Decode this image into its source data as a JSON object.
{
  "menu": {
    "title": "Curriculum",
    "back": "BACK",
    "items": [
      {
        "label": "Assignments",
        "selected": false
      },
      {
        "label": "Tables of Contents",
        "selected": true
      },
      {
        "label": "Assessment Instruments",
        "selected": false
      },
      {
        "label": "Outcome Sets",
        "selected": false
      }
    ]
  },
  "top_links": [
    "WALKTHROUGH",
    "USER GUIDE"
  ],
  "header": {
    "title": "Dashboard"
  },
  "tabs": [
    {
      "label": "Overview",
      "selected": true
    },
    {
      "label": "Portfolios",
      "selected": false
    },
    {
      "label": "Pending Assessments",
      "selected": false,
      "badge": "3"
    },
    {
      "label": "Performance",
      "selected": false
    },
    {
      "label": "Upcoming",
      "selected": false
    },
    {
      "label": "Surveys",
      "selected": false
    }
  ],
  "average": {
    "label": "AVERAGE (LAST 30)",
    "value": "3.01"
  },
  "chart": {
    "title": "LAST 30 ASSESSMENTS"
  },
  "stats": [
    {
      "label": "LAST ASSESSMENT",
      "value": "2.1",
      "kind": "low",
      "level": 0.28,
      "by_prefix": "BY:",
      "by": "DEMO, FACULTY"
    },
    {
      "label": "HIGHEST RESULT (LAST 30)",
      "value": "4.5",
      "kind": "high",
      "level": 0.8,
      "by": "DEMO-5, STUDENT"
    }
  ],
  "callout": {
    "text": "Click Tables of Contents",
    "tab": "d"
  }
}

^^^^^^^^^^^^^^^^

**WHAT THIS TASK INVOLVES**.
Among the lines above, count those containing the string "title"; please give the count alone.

**REPLY**.
3